This was invented in Barbados in the 1930s. Road tennis is very similar to regular tennis, but played on a smaller court, usually marked on the road, and with smaller rackets (the rackets are wooden paddles, slightly larger than a table tennis racket). This game is also referred to as a cross or blend between table and lawn tennis. It is played with a tennis ball, with its fur and the net (as displayed in the image) is a long piece of wood. Road tennis has been recognized as a national sport since 1976, ad has its own association: The Barbados Road Tennis Association, who arrange many competitions throughout the year.

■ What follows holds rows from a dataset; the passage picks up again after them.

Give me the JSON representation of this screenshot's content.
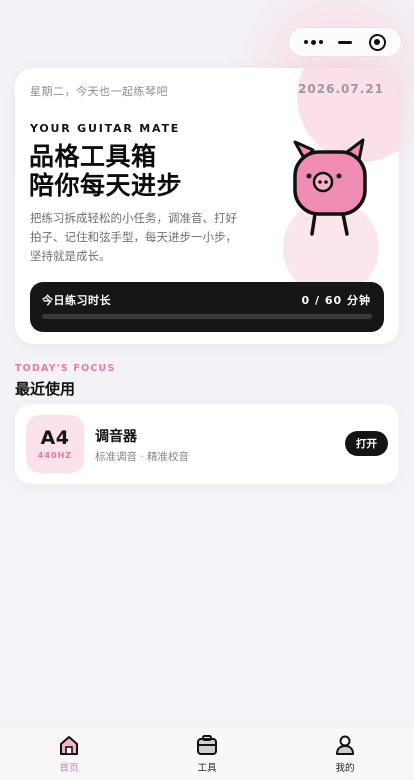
{
  "header": {
    "capsule": {
      "more": "more-icon",
      "minimize": "minus-icon",
      "close": "target-icon"
    }
  },
  "hero": {
    "greeting": "星期二，今天也一起练琴吧",
    "date": "2026.07.21",
    "eyebrow": "YOUR GUITAR MATE",
    "title_line1": "品格工具箱",
    "title_line2": "陪你每天进步",
    "desc": "把练习拆成轻松的小任务，调准音、打好拍子、记住和弦手型，每天进步一小步，坚持就是成长。",
    "mascot": "pig-mascot-icon",
    "practice": {
      "label": "今日练习时长",
      "value": "0 / 60 分钟",
      "progress": 0
    }
  },
  "focus": {
    "eyebrow": "TODAY'S FOCUS",
    "title": "最近使用",
    "tool": {
      "icon_big": "A4",
      "icon_small": "440HZ",
      "name": "调音器",
      "sub": "标准调音 · 精准校音",
      "action": "打开"
    }
  },
  "tabbar": {
    "items": [
      {
        "label": "首页",
        "icon": "home-icon",
        "active": true
      },
      {
        "label": "工具",
        "icon": "toolbox-icon",
        "active": false
      },
      {
        "label": "我的",
        "icon": "profile-icon",
        "active": false
      }
    ]
  },
  "colors": {
    "accent": "#e87aa4",
    "dark": "#161616",
    "card": "#ffffff"
  }
}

As the name implies, the objective of this game is to “cork” a player. An individual throws a softball ball high in the air (or “skies” it as the Bajans would say) and then as it falls, everyone scrambles to retrieve it. The person who retrieves the ball must then attempt to cork a person with it, that is, they try to strike the person who is the easiest target. This game may sound dangerous, but there is always a verbal agreement that one should take care not to cork someone in a sensitive area of the body.
The following game was not invented in Barbados, but rather has its roots in Africa. However it has a very popular adaptation known as:
Bajan Stick Licking
This is an adaptation of Stick Fighting, a martial art with roots in Africa. This was brought to Barbados when the African slaves were imported to the island. When practiced in Barbados, stick licking involved a straight, fire hardened stick made from hardwood from trees such as the guava tree. Stick licking contests in Barbados are called seitus and were held on weekends and Bank Holidays in the island.
While many of the games played in Barbados may not have originated on the island, it is examples such as Stick Licking that show that Bajans have their own unique way of adapting popular games to their own styles based on their culture. Examples such as road tennis however, and its growing popularity and recognition across the island, exemplify how talented Barbadians are at creating their own inventions.